Authorities try to determine how Leslie Jordan died as mourning fans flock to crash site in Florida | https://t.co/y1H1t1DUH3 pic.twitter.com/nBQvbzZz4N — ABC News (@ABC) March 22, 2017
According to the sheriff’s office, Jordan died as a result of asphyxiation due to strangulation.
Jordan was found lying face down in the median on Interstate 75 in DeLand Monday morning.
Jordan’s uncle told CNN on Sunday he believes his nephew fell asleep at the wheel and was pulled over by an officer, who called out the crash.
“For what it’s worth, my heart goes out to Leslie Jordan,” sheriff’s spokesman Robert Schultz said.
Police and firefighters say they found multiple bottles of liquor in the car, which is believed to be the source of the alcohol in the blood, and two pill bottles were found in the car.
The sheriff’s office said witnesses are considered “reliable.”
Police say two children were also inside the car and one was taken to a hospital for an evaluation.
Jordan, 37, who was a well-known sports reporter in Tampa, told ESPN in July that he “had no clue” or “no idea” his wife called her friends last week to tell them she was divorcing him.
Her friends called police, who began investigating the crash. After that, Jordan’s former fiancee told detectives that Jordan “died from alcohol poisoning” last week and “it was not an accident,” the Tampa Bay Times reported.
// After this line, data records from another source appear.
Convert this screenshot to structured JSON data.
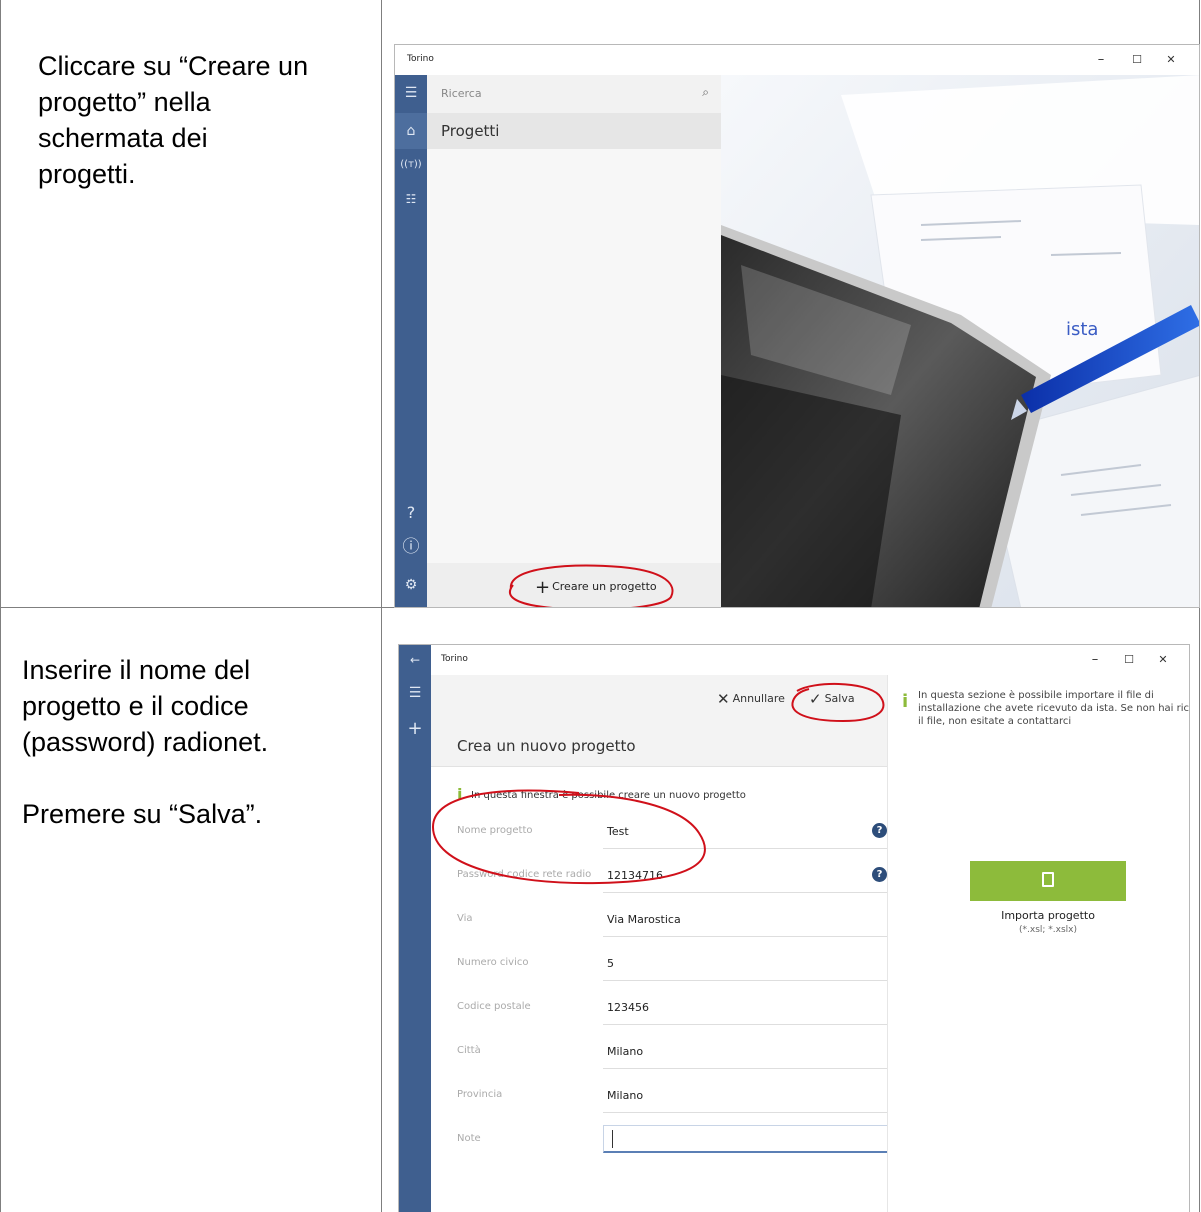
{
  "step1": {
    "instruction": [
      "Cliccare su “Creare un",
      "progetto” nella",
      "schermata dei",
      "progetti."
    ],
    "window": {
      "title": "Torino",
      "controls": {
        "minimize": "–",
        "maximize": "☐",
        "close": "✕"
      },
      "search_placeholder": "Ricerca",
      "nav_label": "Progetti",
      "create_button": "Creare un progetto",
      "rail_icons": [
        "hamburger-icon",
        "home-icon",
        "antenna-icon",
        "list-icon",
        "help-icon",
        "info-icon",
        "settings-icon"
      ],
      "photo_brand": "ista"
    }
  },
  "step2": {
    "instruction_lines": [
      "Inserire il nome del",
      "progetto e il codice",
      "(password) radionet."
    ],
    "instruction_save": "Premere su “Salva”.",
    "window": {
      "title": "Torino",
      "controls": {
        "minimize": "–",
        "maximize": "☐",
        "close": "✕"
      },
      "cancel_label": "Annullare",
      "save_label": "Salva",
      "page_title": "Crea un nuovo progetto",
      "info_text": "In questa finestra è possibile creare un nuovo progetto",
      "fields": [
        {
          "label": "Nome progetto",
          "value": "Test",
          "help": true
        },
        {
          "label": "Password codice rete radio",
          "value": "12134716",
          "help": true
        },
        {
          "label": "Via",
          "value": "Via Marostica"
        },
        {
          "label": "Numero civico",
          "value": "5"
        },
        {
          "label": "Codice postale",
          "value": "123456"
        },
        {
          "label": "Città",
          "value": "Milano"
        },
        {
          "label": "Provincia",
          "value": "Milano"
        }
      ],
      "note_label": "Note",
      "note_value": "",
      "side_info": "In questa sezione è possibile importare il file di installazione che avete ricevuto da ista. Se non hai ricevuto il file, non esitate a contattarci",
      "import_label": "Importa progetto",
      "import_extensions": "(*.xsl; *.xslx)"
    }
  },
  "colors": {
    "rail": "#3f5f8f",
    "accent_green": "#8dbb3b",
    "annotation_red": "#d0101a"
  }
}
“It was a lot of questions and a lot of answers,” the ex-fiancee, Travon Robinson’s girlfriend, said, according to the Tampa Bay Times. “It all came out.”
A friend of Jordan’s, who spoke on condition of anonymity, told The New York Times that Jordan had “an extreme drinking problem” and “was driving like a maniac.”
A message left with the Tampa Police Department seeking comment was not immediately returned on Wednesday.
According to court papers, Jordan owned a 2011 black Mercedes 600 SL with California license plate DGV-744. The car, which was discovered in the median, was in good condition.
The former Tampa Bay Buccaneers running back was a former ESPN contributor, and in 2011 wrote about it in an article titled “Why So Many NFL Referees Hate Leslie Jordan.